• _Problem statement_
Your answer should be the lines of the material that include the word "click".

-- Materials provided follows --

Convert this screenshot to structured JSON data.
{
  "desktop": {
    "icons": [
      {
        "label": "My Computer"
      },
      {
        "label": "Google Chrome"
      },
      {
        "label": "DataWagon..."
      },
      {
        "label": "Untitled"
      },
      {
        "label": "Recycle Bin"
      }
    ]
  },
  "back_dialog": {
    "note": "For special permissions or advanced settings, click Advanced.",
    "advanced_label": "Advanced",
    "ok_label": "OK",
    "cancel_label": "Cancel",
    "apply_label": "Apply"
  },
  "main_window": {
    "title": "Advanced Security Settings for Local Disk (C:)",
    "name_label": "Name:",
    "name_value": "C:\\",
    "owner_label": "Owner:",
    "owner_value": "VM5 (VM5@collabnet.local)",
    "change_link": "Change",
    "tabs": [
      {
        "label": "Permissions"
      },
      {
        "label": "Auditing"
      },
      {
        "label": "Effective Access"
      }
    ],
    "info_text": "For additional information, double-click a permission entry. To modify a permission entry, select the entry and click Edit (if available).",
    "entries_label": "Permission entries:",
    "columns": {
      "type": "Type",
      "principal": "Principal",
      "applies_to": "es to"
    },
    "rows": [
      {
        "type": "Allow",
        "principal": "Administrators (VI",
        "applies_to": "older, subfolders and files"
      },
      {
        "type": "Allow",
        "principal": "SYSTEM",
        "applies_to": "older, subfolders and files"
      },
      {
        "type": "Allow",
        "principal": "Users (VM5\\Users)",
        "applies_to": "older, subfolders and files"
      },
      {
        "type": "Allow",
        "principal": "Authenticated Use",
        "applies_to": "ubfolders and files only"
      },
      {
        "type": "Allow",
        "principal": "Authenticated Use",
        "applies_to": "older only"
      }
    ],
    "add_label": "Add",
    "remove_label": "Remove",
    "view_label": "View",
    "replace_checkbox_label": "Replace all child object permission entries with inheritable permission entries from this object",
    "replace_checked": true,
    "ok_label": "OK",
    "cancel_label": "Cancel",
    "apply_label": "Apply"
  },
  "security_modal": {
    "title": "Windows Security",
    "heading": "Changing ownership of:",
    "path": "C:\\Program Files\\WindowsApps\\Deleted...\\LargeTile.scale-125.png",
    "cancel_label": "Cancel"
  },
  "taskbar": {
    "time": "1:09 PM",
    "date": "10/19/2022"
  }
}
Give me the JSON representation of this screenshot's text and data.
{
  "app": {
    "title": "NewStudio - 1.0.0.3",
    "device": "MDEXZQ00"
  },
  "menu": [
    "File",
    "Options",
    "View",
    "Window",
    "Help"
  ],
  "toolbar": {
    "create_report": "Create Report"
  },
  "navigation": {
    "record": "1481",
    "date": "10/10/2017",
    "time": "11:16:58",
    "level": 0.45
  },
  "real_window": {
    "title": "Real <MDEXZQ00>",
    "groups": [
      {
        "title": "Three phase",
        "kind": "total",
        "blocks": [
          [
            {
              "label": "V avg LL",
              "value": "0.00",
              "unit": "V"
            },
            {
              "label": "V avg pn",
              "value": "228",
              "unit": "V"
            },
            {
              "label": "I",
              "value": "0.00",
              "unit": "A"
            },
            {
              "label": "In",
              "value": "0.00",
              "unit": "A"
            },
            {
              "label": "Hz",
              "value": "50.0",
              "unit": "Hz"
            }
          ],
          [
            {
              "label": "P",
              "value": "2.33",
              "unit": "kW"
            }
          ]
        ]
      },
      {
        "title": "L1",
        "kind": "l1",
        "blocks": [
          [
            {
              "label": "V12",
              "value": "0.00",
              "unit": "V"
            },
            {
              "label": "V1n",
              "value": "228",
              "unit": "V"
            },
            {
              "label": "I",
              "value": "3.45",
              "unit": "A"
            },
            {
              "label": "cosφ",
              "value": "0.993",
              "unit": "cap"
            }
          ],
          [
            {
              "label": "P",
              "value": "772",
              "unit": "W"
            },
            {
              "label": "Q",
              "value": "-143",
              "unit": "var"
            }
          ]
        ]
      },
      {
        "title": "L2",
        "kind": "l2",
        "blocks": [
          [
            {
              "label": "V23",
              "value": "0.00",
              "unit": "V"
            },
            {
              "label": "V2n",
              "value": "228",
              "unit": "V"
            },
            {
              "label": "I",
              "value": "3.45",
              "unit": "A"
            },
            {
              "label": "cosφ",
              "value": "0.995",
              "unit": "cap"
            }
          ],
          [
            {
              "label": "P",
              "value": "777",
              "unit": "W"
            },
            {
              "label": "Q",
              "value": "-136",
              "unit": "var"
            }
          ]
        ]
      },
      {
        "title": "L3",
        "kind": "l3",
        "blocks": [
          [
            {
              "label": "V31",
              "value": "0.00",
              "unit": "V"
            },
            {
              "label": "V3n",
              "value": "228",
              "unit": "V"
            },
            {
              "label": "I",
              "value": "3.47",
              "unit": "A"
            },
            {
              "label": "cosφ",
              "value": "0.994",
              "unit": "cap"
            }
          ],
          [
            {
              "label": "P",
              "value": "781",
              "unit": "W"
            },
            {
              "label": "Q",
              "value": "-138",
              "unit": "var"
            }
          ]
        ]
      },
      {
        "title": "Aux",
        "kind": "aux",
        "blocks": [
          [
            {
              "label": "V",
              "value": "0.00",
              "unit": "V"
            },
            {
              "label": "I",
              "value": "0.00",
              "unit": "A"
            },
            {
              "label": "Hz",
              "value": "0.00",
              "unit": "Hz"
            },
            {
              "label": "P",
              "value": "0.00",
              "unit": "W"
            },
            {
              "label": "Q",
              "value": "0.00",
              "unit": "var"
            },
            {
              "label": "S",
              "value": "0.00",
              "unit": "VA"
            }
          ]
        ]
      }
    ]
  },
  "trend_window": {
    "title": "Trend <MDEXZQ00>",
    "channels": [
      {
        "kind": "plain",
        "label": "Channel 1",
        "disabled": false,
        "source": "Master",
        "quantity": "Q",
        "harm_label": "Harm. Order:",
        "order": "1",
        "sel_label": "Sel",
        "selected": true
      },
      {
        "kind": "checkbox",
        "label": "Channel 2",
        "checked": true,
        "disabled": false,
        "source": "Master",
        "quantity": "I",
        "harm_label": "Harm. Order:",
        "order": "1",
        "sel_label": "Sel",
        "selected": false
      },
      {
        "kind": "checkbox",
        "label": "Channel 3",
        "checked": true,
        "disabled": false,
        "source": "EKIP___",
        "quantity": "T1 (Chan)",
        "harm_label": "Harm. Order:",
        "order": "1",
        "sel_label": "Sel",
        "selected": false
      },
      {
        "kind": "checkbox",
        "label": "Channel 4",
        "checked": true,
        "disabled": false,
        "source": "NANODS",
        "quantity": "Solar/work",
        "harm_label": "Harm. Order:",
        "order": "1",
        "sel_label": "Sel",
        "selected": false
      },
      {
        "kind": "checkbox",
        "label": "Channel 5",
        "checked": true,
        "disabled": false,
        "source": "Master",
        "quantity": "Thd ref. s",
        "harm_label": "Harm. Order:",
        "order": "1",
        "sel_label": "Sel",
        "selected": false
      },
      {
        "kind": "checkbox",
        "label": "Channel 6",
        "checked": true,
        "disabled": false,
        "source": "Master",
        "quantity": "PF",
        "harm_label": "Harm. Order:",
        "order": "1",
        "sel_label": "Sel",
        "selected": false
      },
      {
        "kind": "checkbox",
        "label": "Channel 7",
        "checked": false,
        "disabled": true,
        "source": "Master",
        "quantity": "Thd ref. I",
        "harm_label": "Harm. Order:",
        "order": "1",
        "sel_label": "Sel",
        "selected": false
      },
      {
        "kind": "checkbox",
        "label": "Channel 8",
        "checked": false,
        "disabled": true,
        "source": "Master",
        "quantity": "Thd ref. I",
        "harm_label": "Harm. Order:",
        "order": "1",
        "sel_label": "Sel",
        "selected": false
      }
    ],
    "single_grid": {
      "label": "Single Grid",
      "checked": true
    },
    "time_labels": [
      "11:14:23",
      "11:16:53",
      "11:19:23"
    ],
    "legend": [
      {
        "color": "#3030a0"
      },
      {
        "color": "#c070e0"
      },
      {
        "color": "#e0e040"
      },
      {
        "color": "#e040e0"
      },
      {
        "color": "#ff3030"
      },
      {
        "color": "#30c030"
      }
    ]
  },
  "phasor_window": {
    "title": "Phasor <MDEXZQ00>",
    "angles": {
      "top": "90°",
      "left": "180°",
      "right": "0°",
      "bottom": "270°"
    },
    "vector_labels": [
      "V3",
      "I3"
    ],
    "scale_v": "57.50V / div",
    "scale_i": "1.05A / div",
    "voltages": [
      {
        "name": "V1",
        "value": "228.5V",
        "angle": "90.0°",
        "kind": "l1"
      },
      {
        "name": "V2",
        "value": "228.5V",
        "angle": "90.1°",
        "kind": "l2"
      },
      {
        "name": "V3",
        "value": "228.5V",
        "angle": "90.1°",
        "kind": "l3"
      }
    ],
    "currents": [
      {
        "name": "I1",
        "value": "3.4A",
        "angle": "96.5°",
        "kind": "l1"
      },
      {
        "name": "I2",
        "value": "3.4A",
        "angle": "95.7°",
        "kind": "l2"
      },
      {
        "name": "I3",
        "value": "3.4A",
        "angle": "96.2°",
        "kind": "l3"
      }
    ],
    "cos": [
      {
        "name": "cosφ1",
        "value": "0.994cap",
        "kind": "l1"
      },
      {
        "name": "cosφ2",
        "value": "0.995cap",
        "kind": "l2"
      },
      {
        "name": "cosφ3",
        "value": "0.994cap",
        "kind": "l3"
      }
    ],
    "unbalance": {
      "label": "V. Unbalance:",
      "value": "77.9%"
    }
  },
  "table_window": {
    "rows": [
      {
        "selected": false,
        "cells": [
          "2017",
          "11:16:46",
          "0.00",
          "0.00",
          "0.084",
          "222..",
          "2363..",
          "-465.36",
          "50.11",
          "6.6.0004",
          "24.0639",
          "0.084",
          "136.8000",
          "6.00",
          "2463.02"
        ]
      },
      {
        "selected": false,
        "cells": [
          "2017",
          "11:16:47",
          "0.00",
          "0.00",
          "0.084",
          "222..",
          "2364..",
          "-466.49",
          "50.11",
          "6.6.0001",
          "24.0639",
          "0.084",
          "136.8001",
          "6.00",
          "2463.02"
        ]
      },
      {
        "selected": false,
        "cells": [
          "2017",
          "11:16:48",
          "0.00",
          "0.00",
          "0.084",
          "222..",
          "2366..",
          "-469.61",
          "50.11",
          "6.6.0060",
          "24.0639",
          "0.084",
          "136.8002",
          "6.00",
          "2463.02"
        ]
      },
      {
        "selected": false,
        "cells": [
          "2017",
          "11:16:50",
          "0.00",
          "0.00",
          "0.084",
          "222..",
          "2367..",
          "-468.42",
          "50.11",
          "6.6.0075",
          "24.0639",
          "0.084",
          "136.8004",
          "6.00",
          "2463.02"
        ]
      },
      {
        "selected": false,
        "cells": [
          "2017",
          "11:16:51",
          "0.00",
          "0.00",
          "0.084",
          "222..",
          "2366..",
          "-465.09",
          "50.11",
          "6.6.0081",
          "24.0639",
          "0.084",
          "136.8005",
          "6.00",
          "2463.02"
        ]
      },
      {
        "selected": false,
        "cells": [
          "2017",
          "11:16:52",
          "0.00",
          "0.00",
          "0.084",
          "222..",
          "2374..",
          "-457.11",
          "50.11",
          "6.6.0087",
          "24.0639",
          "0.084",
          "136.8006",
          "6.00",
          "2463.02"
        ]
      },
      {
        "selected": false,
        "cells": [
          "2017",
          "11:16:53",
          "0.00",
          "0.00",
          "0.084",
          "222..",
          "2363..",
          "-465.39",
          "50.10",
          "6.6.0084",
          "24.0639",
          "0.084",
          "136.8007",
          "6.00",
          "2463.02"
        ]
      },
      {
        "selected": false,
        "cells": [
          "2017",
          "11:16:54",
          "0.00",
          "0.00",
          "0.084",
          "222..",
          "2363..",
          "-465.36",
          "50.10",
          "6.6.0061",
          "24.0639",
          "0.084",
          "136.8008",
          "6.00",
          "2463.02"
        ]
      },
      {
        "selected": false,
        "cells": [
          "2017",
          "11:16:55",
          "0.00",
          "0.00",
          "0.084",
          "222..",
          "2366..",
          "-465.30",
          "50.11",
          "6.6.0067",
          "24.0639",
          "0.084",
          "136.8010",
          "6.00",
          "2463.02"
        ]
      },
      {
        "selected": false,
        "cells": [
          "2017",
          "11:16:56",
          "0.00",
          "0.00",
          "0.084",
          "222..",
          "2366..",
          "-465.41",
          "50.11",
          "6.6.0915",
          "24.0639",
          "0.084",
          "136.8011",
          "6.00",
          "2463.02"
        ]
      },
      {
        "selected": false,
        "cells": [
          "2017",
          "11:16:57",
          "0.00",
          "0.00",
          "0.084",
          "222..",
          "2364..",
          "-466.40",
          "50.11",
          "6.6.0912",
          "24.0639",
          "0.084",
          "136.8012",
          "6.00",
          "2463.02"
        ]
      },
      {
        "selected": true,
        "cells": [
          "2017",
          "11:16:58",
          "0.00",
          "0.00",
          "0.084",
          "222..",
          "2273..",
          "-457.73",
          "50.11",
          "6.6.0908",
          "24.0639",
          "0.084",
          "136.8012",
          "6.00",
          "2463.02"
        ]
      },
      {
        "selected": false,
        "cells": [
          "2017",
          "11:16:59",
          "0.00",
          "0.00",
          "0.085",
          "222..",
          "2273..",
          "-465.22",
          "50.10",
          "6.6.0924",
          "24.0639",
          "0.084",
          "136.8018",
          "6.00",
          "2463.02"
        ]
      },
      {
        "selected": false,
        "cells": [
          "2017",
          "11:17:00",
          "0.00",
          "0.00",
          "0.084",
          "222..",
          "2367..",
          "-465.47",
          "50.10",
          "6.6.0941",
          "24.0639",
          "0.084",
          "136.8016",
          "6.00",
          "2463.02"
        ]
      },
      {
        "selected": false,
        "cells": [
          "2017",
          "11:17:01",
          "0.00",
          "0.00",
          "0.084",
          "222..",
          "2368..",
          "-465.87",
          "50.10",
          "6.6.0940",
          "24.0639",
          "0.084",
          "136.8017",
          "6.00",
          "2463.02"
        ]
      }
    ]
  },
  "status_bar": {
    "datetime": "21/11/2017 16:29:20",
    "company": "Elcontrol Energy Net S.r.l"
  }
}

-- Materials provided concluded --

• _Response to the task_
    "note": "For special permissions or advanced settings, click Advanced.",
    "info_text": "For additional information, double-click a permission entry. To modify a permission entry, select the entry and click Edit (if available).",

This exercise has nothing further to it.